Google is also a co-founder and sits on the RISC-V board. It will contribute a Universal Verification Methodology (UVM)-based instruction stream generator environment for RISC-V cores to CHIPS Alliance. This environment provides configurable, highly stressful instruction sequences that can verify architectural and micro-architectural corner cases of designs.
“We are entering a new golden age of computer architecture highlighted by accelerators, rapid hardware development and open-source architecture and implementations,” said Amir Salek, senior director of technical infrastructure at Google Cloud in a statement. “CHIPS Alliance will provide the support and framework needed to nurture a vibrant open source hardware ecosystem for high-quality, well-verified, and documented components to accelerate and simplify chip design.”
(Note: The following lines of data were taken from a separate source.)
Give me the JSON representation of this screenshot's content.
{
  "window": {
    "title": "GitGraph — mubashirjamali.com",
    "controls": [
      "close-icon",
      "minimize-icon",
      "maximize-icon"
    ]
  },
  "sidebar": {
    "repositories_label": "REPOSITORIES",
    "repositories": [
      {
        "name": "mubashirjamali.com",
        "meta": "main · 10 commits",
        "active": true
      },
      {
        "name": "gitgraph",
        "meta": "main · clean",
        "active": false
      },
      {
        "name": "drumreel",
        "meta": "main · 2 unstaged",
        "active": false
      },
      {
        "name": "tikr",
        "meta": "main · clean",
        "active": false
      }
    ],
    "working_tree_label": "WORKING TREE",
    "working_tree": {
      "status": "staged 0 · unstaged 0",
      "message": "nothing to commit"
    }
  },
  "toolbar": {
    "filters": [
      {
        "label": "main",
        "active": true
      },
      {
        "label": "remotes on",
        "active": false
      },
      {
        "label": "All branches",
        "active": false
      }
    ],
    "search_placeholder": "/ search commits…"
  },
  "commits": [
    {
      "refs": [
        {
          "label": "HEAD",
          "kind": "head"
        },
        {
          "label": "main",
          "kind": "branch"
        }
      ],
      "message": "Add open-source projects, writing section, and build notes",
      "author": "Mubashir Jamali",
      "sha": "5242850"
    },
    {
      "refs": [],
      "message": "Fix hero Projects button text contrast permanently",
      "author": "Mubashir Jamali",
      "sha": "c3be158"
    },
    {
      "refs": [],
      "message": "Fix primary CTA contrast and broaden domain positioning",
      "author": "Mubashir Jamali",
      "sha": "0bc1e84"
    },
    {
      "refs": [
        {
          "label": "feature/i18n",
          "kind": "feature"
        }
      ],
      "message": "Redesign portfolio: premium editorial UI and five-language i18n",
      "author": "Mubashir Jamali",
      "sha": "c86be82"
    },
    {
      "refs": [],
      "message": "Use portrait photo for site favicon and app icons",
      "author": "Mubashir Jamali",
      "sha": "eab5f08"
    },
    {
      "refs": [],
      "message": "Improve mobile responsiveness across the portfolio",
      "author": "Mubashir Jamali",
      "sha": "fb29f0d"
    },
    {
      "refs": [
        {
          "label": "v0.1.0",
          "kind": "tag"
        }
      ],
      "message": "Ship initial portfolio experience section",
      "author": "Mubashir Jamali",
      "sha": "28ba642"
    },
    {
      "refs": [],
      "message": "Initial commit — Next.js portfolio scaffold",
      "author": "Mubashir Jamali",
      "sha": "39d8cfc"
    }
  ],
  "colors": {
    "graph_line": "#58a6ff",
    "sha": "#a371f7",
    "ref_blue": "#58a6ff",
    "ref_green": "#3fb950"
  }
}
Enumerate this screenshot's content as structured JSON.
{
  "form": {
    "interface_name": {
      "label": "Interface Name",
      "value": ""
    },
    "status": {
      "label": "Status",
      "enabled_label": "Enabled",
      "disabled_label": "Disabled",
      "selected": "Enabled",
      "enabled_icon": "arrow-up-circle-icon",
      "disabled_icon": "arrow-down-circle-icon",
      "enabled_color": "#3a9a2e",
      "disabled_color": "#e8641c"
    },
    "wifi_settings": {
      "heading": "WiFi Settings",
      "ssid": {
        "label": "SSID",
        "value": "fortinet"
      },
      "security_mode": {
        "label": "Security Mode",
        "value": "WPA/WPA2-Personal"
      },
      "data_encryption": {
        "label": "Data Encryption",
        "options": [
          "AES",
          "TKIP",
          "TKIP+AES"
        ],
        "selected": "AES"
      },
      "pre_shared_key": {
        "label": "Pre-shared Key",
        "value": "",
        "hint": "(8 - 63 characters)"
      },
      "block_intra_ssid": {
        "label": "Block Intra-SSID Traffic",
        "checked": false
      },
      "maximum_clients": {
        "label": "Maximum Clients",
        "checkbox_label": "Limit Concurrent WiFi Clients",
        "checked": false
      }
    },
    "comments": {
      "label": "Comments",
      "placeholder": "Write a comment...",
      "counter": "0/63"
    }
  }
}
Google’s also a founding member of the new Intel-led consortium.
“Compute Express Link is a technology that exists between the CPU and accelerator — creating a high-speed, low-latency interconnect that removes the bottlenecks in computation-intensive workloads,” Pappas wrote in an email.
Intel developed the technology behind CXL and donated it to the consortium to become the initial release of the new specification. The interconnect between the CPU and workload accelerators such as graphics processing units (GPUs) and field programmable gate arrays (FPGAs) becomes increasingly important in big-data workloads like artificial intelligence (AI) and machine learning, media, image and language processing, encryption, and cloud applications, Pappas said.
“Intel developed and donated the initial specification because our goal is to help unify and facilitate the growing accelerator ecosystem around an industry standard that is readily adoptable by the market,” he said. “We believe CXL will be a key technology in accelerating the data revolution, removing bottlenecks to unleash data’s potential and drive new market opportunities.”
The first-generation specification will be available to consortium members in the first half of 2019, Navin Shenoy, executive vice president and general manager of Intel’s Data Center Group wrote in a blog post. Intel plans to incorporate CXL technology beginning in 2021 in its data center platforms including Xeon processors, FPGAs, GPUs, and SmartNICs.